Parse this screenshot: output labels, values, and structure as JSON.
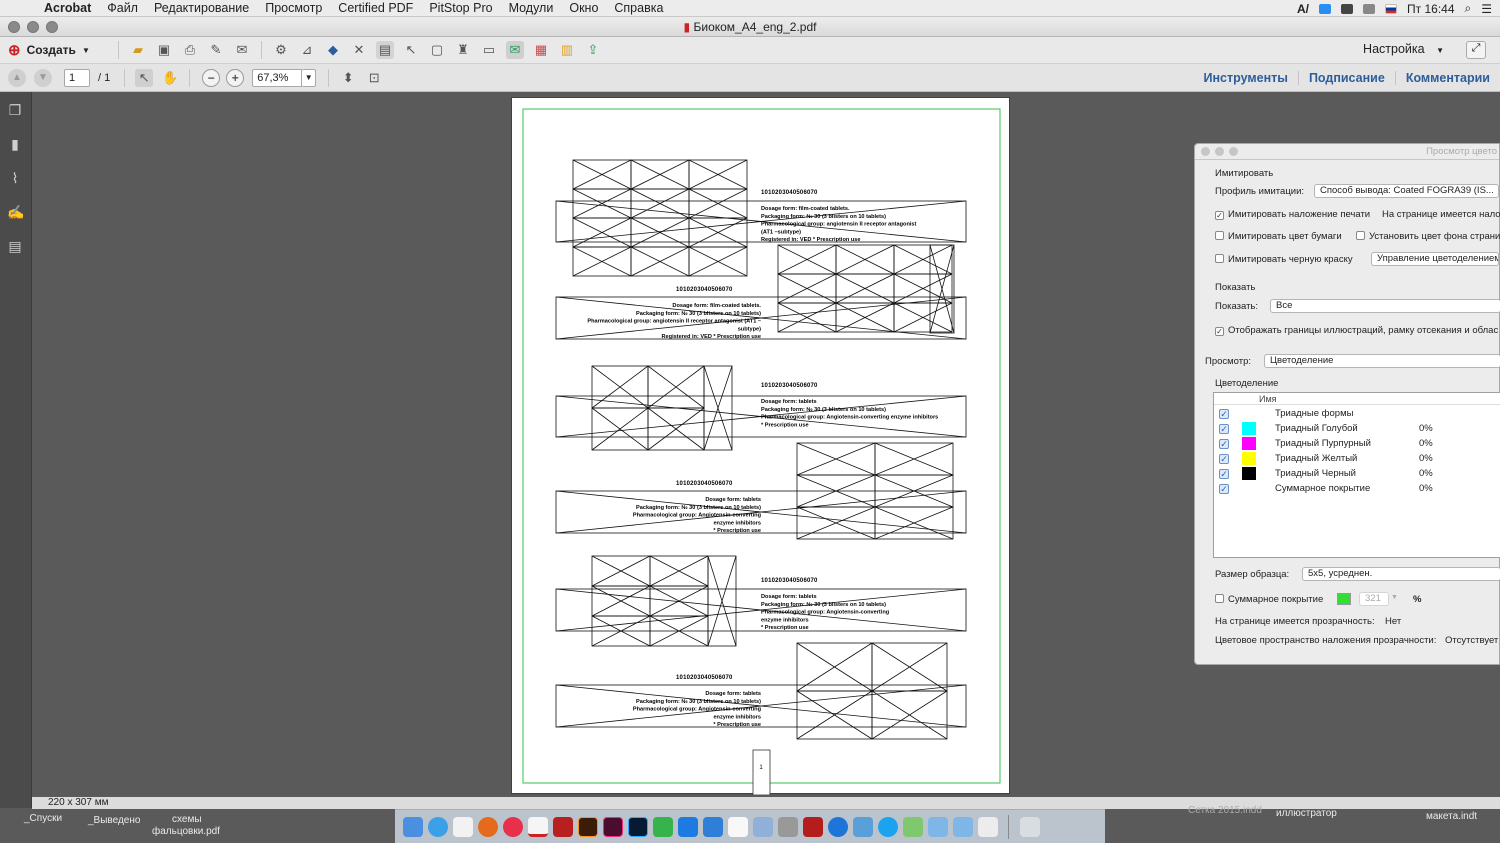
{
  "menubar": {
    "app_name": "Acrobat",
    "items": [
      "Файл",
      "Редактирование",
      "Просмотр",
      "Certified PDF",
      "PitStop Pro",
      "Модули",
      "Окно",
      "Справка"
    ],
    "clock": "Пт 16:44"
  },
  "window": {
    "title": "Биоком_A4_eng_2.pdf"
  },
  "toolbar": {
    "create_label": "Создать",
    "settings_label": "Настройка",
    "page_current": "1",
    "page_total": "/ 1",
    "zoom_value": "67,3%"
  },
  "panels": {
    "tools": "Инструменты",
    "sign": "Подписание",
    "comments": "Комментарии"
  },
  "statusbar": {
    "dimensions": "220 x 307 мм"
  },
  "desktop": {
    "item1": "_Спуски",
    "item2": "_Выведено",
    "item3_line1": "схемы",
    "item3_line2": "фальцовки.pdf",
    "item4": "Сетка 2015.indd",
    "item5": "иллюстратор",
    "item6": "макета.indt"
  },
  "document": {
    "blocks": [
      {
        "code": "1010203040506070",
        "lines": [
          "Dosage form: film-coated tablets.",
          "Packaging form: № 30 (3 blisters on 10 tablets)",
          "Pharmacological group: angiotensin II receptor antagonist",
          "(AT1 –subtype)",
          "Registered in: VED * Prescription use"
        ]
      },
      {
        "code": "1010203040506070",
        "lines": [
          "Dosage form: film-coated tablets.",
          "Packaging form: № 30 (3 blisters on 10 tablets)",
          "Pharmacological group: angiotensin II receptor antagonist (AT1 –",
          "subtype)",
          "Registered in: VED * Prescription use"
        ]
      },
      {
        "code": "1010203040506070",
        "lines": [
          "Dosage form: tablets",
          "Packaging form: № 30 (3 blisters on 10 tablets)",
          "Pharmacological group: Angiotensin-converting enzyme inhibitors",
          "* Prescription use"
        ]
      },
      {
        "code": "1010203040506070",
        "lines": [
          "Dosage form: tablets",
          "Packaging form: № 30 (3 blisters on 10 tablets)",
          "Pharmacological group: Angiotensin-converting",
          "enzyme inhibitors",
          "* Prescription use"
        ]
      },
      {
        "code": "1010203040506070",
        "lines": [
          "Dosage form: tablets",
          "Packaging form: № 30 (3 blisters on 10 tablets)",
          "Pharmacological group: Angiotensin-converting",
          "enzyme inhibitors",
          "* Prescription use"
        ]
      },
      {
        "code": "1010203040506070",
        "lines": [
          "Dosage form: tablets",
          "Packaging form: № 30 (3 blisters on 10 tablets)",
          "Pharmacological group: Angiotensin-converting",
          "enzyme inhibitors",
          "* Prescription use"
        ]
      }
    ],
    "page_number": "1"
  },
  "color_panel": {
    "title": "Просмотр цвето",
    "simulate_heading": "Имитировать",
    "profile_label": "Профиль имитации:",
    "profile_value": "Способ вывода: Coated FOGRA39 (IS...",
    "overprint_label": "Имитировать наложение печати",
    "overprint_checked": true,
    "page_has_overprint": "На странице имеется налож",
    "paper_color_label": "Имитировать цвет бумаги",
    "page_bg_label": "Установить цвет фона страни",
    "black_ink_label": "Имитировать черную краску",
    "color_mgmt_button": "Управление цветоделением",
    "show_heading": "Показать",
    "show_label": "Показать:",
    "show_value": "Все",
    "show_boxes_label": "Отображать границы иллюстраций, рамку отсекания и облас",
    "show_boxes_checked": true,
    "preview_label": "Просмотр:",
    "preview_value": "Цветоделение",
    "separations_heading": "Цветоделение",
    "col_name": "Имя",
    "separations": [
      {
        "name": "Триадные формы",
        "color": "",
        "percent": ""
      },
      {
        "name": "Триадный Голубой",
        "color": "#00ffff",
        "percent": "0%"
      },
      {
        "name": "Триадный Пурпурный",
        "color": "#ff00ff",
        "percent": "0%"
      },
      {
        "name": "Триадный Желтый",
        "color": "#ffff00",
        "percent": "0%"
      },
      {
        "name": "Триадный Черный",
        "color": "#000000",
        "percent": "0%"
      },
      {
        "name": "Суммарное покрытие",
        "color": "",
        "percent": "0%"
      }
    ],
    "sample_size_label": "Размер образца:",
    "sample_size_value": "5x5, усреднен.",
    "total_coverage_label": "Суммарное покрытие",
    "total_coverage_value": "321",
    "total_coverage_swatch": "#33dd33",
    "percent_sign": "%",
    "transparency_label": "На странице имеется прозрачность:",
    "transparency_value": "Нет",
    "blend_space_label": "Цветовое пространство наложения прозрачности:",
    "blend_space_value": "Отсутствует"
  }
}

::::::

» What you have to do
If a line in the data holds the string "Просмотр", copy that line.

» Result of the task
      "Просмотр",
    "title": "Просмотр цвето",
    "preview_label": "Просмотр:",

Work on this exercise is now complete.